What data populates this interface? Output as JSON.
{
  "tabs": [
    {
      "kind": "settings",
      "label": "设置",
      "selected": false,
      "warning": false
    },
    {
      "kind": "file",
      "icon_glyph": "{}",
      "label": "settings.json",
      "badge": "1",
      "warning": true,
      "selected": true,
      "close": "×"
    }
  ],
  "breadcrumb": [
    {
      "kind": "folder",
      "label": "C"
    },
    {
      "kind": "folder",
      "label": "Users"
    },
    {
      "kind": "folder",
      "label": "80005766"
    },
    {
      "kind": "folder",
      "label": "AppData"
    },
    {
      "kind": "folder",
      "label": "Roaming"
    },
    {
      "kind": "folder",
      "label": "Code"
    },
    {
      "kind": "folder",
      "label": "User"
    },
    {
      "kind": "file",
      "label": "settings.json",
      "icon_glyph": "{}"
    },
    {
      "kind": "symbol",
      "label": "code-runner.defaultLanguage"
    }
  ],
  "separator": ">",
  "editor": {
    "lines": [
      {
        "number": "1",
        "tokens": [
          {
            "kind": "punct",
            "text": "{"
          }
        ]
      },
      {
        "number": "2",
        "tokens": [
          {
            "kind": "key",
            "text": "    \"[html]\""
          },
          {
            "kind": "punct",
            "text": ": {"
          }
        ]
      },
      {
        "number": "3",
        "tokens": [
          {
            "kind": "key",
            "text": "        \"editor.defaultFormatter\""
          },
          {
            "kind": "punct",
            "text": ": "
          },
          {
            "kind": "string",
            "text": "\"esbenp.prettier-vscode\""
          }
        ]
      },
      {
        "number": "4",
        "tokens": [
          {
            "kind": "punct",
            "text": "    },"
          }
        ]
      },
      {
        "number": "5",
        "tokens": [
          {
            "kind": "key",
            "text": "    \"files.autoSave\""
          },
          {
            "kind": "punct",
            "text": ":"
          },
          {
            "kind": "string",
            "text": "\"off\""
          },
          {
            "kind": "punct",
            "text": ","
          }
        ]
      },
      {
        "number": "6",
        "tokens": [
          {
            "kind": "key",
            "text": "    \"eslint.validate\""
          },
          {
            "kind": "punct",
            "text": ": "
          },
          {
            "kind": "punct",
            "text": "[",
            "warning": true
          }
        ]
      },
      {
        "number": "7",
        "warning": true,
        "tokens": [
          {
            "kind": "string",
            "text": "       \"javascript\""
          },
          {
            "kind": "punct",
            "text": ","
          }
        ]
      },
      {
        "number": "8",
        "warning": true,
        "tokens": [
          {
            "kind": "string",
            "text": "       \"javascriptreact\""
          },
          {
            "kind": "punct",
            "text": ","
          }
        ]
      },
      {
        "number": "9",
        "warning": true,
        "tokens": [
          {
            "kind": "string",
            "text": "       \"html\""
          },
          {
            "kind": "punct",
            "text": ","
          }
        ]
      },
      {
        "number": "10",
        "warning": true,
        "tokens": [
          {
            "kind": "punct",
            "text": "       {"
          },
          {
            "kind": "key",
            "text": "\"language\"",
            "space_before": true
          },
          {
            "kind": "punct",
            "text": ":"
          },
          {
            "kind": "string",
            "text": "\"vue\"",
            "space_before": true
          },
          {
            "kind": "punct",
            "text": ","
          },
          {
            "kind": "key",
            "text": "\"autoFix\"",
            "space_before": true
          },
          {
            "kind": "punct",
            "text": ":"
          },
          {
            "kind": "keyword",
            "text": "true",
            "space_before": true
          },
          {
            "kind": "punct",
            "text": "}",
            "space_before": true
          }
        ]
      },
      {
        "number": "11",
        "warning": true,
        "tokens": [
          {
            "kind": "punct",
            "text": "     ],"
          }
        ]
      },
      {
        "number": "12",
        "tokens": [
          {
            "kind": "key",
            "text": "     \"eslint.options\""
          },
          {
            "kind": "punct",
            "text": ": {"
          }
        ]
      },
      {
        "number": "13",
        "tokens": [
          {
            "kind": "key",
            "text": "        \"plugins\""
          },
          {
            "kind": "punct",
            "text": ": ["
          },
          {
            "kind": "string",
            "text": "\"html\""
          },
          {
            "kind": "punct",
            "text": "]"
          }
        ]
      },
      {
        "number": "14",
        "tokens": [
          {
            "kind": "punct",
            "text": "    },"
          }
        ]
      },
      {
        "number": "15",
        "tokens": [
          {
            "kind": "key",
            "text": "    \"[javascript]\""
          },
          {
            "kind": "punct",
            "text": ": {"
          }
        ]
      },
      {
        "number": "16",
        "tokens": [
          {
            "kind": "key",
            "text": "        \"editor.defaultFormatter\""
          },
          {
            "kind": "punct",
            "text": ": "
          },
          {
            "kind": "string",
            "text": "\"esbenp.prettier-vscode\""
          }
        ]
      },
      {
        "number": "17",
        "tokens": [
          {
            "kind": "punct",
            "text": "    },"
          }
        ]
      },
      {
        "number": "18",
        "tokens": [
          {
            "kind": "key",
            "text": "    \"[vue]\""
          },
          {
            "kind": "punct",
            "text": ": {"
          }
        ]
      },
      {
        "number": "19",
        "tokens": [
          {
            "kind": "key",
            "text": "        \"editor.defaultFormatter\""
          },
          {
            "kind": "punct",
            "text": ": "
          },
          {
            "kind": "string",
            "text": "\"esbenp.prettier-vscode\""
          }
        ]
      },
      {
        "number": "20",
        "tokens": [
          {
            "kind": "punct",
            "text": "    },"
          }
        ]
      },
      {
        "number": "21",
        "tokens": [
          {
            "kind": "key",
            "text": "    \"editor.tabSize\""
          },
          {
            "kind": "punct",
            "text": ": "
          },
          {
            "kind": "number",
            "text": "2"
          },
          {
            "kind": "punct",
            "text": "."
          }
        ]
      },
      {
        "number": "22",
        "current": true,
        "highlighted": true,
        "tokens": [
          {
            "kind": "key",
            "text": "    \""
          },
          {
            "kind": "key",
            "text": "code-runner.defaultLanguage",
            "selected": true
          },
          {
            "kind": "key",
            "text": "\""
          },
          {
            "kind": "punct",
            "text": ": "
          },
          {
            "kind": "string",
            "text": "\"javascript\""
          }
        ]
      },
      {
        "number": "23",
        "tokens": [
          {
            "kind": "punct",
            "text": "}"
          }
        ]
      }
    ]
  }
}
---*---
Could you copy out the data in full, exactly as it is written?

## Expected answer
What data populates this interface? Output as JSON.
{
  "tabs": [
    {
      "kind": "settings",
      "label": "设置",
      "selected": false,
      "warning": false
    },
    {
      "kind": "file",
      "icon_glyph": "{}",
      "label": "settings.json",
      "badge": "1",
      "warning": true,
      "selected": true,
      "close": "×"
    }
  ],
  "breadcrumb": [
    {
      "kind": "folder",
      "label": "C"
    },
    {
      "kind": "folder",
      "label": "Users"
    },
    {
      "kind": "folder",
      "label": "80005766"
    },
    {
      "kind": "folder",
      "label": "AppData"
    },
    {
      "kind": "folder",
      "label": "Roaming"
    },
    {
      "kind": "folder",
      "label": "Code"
    },
    {
      "kind": "folder",
      "label": "User"
    },
    {
      "kind": "file",
      "label": "settings.json",
      "icon_glyph": "{}"
    },
    {
      "kind": "symbol",
      "label": "code-runner.defaultLanguage"
    }
  ],
  "separator": ">",
  "editor": {
    "lines": [
      {
        "number": "1",
        "tokens": [
          {
            "kind": "punct",
            "text": "{"
          }
        ]
      },
      {
        "number": "2",
        "tokens": [
          {
            "kind": "key",
            "text": "    \"[html]\""
          },
          {
            "kind": "punct",
            "text": ": {"
          }
        ]
      },
      {
        "number": "3",
        "tokens": [
          {
            "kind": "key",
            "text": "        \"editor.defaultFormatter\""
          },
          {
            "kind": "punct",
            "text": ": "
          },
          {
            "kind": "string",
            "text": "\"esbenp.prettier-vscode\""
          }
        ]
      },
      {
        "number": "4",
        "tokens": [
          {
            "kind": "punct",
            "text": "    },"
          }
        ]
      },
      {
        "number": "5",
        "tokens": [
          {
            "kind": "key",
            "text": "    \"files.autoSave\""
          },
          {
            "kind": "punct",
            "text": ":"
          },
          {
            "kind": "string",
            "text": "\"off\""
          },
          {
            "kind": "punct",
            "text": ","
          }
        ]
      },
      {
        "number": "6",
        "tokens": [
          {
            "kind": "key",
            "text": "    \"eslint.validate\""
          },
          {
            "kind": "punct",
            "text": ": "
          },
          {
            "kind": "punct",
            "text": "[",
            "warning": true
          }
        ]
      },
      {
        "number": "7",
        "warning": true,
        "tokens": [
          {
            "kind": "string",
            "text": "       \"javascript\""
          },
          {
            "kind": "punct",
            "text": ","
          }
        ]
      },
      {
        "number": "8",
        "warning": true,
        "tokens": [
          {
            "kind": "string",
            "text": "       \"javascriptreact\""
          },
          {
            "kind": "punct",
            "text": ","
          }
        ]
      },
      {
        "number": "9",
        "warning": true,
        "tokens": [
          {
            "kind": "string",
            "text": "       \"html\""
          },
          {
            "kind": "punct",
            "text": ","
          }
        ]
      },
      {
        "number": "10",
        "warning": true,
        "tokens": [
          {
            "kind": "punct",
            "text": "       {"
          },
          {
            "kind": "key",
            "text": "\"language\"",
            "space_before": true
          },
          {
            "kind": "punct",
            "text": ":"
          },
          {
            "kind": "string",
            "text": "\"vue\"",
            "space_before": true
          },
          {
            "kind": "punct",
            "text": ","
          },
          {
            "kind": "key",
            "text": "\"autoFix\"",
            "space_before": true
          },
          {
            "kind": "punct",
            "text": ":"
          },
          {
            "kind": "keyword",
            "text": "true",
            "space_before": true
          },
          {
            "kind": "punct",
            "text": "}",
            "space_before": true
          }
        ]
      },
      {
        "number": "11",
        "warning": true,
        "tokens": [
          {
            "kind": "punct",
            "text": "     ],"
          }
        ]
      },
      {
        "number": "12",
        "tokens": [
          {
            "kind": "key",
            "text": "     \"eslint.options\""
          },
          {
            "kind": "punct",
            "text": ": {"
          }
        ]
      },
      {
        "number": "13",
        "tokens": [
          {
            "kind": "key",
            "text": "        \"plugins\""
          },
          {
            "kind": "punct",
            "text": ": ["
          },
          {
            "kind": "string",
            "text": "\"html\""
          },
          {
            "kind": "punct",
            "text": "]"
          }
        ]
      },
      {
        "number": "14",
        "tokens": [
          {
            "kind": "punct",
            "text": "    },"
          }
        ]
      },
      {
        "number": "15",
        "tokens": [
          {
            "kind": "key",
            "text": "    \"[javascript]\""
          },
          {
            "kind": "punct",
            "text": ": {"
          }
        ]
      },
      {
        "number": "16",
        "tokens": [
          {
            "kind": "key",
            "text": "        \"editor.defaultFormatter\""
          },
          {
            "kind": "punct",
            "text": ": "
          },
          {
            "kind": "string",
            "text": "\"esbenp.prettier-vscode\""
          }
        ]
      },
      {
        "number": "17",
        "tokens": [
          {
            "kind": "punct",
            "text": "    },"
          }
        ]
      },
      {
        "number": "18",
        "tokens": [
          {
            "kind": "key",
            "text": "    \"[vue]\""
          },
          {
            "kind": "punct",
            "text": ": {"
          }
        ]
      },
      {
        "number": "19",
        "tokens": [
          {
            "kind": "key",
            "text": "        \"editor.defaultFormatter\""
          },
          {
            "kind": "punct",
            "text": ": "
          },
          {
            "kind": "string",
            "text": "\"esbenp.prettier-vscode\""
          }
        ]
      },
      {
        "number": "20",
        "tokens": [
          {
            "kind": "punct",
            "text": "    },"
          }
        ]
      },
      {
        "number": "21",
        "tokens": [
          {
            "kind": "key",
            "text": "    \"editor.tabSize\""
          },
          {
            "kind": "punct",
            "text": ": "
          },
          {
            "kind": "number",
            "text": "2"
          },
          {
            "kind": "punct",
            "text": "."
          }
        ]
      },
      {
        "number": "22",
        "current": true,
        "highlighted": true,
        "tokens": [
          {
            "kind": "key",
            "text": "    \""
          },
          {
            "kind": "key",
            "text": "code-runner.defaultLanguage",
            "selected": true
          },
          {
            "kind": "key",
            "text": "\""
          },
          {
            "kind": "punct",
            "text": ": "
          },
          {
            "kind": "string",
            "text": "\"javascript\""
          }
        ]
      },
      {
        "number": "23",
        "tokens": [
          {
            "kind": "punct",
            "text": "}"
          }
        ]
      }
    ]
  }
}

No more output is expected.